ART.ZIP: What differences do you see between Asian students and western students?
AS: I am against pigeonholing people due to nationality, but I do think some of my very best students have come from overseas. Students from China, or Korea, or Japan are often brilliant and very hardworking. Maybe partly it is because they know their parents have paid quite a lot of money for overseas tuition fees, so they are very focused, it is also I think that the fact that they are outside their usual cultural context gives them a freshness and ‘out of box’ approach to the subject, they have to deal with intercultural dialogue from the beginning. I think all my colleagues would echo that absolutely wonderful students/artists have come through here from outside the UK.
ART.ZIP: What advice would you give to the oversea students if they want to apply for studying at the Slade?

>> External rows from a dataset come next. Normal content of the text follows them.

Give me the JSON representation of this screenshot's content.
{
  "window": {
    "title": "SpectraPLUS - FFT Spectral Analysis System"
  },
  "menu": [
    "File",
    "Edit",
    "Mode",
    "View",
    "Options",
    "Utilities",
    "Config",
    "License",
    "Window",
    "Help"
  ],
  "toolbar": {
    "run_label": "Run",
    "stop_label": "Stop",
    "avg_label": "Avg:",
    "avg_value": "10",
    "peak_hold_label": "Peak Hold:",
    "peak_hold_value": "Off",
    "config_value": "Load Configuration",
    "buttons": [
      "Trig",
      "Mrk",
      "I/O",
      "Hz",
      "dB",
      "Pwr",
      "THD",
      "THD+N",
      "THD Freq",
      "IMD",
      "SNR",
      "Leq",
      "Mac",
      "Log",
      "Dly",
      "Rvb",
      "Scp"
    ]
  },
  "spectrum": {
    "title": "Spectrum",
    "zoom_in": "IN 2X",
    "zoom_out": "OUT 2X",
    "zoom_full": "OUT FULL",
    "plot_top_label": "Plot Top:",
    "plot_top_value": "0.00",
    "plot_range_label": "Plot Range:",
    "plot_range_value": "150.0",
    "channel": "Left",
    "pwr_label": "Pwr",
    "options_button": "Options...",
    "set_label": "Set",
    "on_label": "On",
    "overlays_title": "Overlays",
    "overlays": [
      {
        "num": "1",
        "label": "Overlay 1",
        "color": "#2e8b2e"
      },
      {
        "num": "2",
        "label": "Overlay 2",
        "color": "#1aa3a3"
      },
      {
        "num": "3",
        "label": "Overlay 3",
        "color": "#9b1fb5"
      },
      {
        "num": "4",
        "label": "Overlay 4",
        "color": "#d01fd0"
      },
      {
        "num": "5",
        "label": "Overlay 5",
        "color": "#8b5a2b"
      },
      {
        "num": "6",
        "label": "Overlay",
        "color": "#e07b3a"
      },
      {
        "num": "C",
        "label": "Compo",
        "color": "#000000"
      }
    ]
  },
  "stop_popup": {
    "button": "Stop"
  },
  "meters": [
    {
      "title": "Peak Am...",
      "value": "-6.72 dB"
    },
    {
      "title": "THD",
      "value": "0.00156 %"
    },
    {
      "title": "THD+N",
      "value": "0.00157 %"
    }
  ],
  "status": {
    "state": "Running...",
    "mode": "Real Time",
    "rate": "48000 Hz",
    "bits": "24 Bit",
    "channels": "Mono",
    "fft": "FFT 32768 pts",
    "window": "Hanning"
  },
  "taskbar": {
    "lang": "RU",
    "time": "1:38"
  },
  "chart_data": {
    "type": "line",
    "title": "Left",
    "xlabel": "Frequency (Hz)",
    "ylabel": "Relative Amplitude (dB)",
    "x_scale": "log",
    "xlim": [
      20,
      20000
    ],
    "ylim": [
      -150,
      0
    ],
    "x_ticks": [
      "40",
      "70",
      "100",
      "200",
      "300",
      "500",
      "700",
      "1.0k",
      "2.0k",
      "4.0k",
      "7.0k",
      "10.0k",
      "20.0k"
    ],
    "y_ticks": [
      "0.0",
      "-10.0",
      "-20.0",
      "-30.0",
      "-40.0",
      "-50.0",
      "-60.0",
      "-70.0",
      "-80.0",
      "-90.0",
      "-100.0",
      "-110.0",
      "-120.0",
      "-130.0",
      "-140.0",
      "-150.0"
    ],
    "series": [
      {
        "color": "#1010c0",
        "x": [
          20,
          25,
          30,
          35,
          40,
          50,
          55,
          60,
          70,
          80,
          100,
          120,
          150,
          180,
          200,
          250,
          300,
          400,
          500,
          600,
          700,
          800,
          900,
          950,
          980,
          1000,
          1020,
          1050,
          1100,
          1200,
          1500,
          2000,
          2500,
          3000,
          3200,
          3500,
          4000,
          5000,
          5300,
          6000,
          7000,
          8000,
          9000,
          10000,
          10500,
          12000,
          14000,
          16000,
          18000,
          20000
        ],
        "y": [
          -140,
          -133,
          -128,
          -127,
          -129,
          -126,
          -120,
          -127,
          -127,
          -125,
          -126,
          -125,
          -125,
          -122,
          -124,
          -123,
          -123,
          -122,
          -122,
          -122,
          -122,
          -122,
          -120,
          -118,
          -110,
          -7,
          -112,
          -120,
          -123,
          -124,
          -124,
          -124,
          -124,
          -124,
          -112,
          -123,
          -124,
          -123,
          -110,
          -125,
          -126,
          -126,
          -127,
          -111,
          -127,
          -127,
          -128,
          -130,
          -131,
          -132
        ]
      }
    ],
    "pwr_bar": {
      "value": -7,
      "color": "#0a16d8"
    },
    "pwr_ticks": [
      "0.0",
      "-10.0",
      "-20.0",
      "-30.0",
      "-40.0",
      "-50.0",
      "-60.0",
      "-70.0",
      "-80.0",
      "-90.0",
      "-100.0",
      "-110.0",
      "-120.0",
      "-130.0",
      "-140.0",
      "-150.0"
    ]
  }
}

AS: My suggestion for their application is that they should show us lots of work and a broad selection of the kind of artworks they are making. For the Slade, if they are not in the UK they should make a digital application. When we’re looking at portfolios, we’re not looking for evidence of any proof of skills in particular though it’s always good to see; we’re looking to be amazed or convinced by the work and to see applicants can really take initiative and benefit from the course. Sometimes people get set projects in foundation course; of course this can be interesting, but it can also be limiting for the portfolio. It’s very important for us to see self-initiated work. If we are interested in the work we always invite people to interview, but non-UK students always have the choice whether to come or not to interview if they are not in the UK. I think digital applications can sometimes be quite difficult to judge on their own. I advise people, if they are asked, to come to interview if they can. If they don’t come, we don’t exclude them, because it would be unfair; not everyone can easily afford to travel here for interviews. We consider people who attend the interview equally at the end of the process in just the same way as those who simply make the digital application but obviously we have much more to go on when we have met them.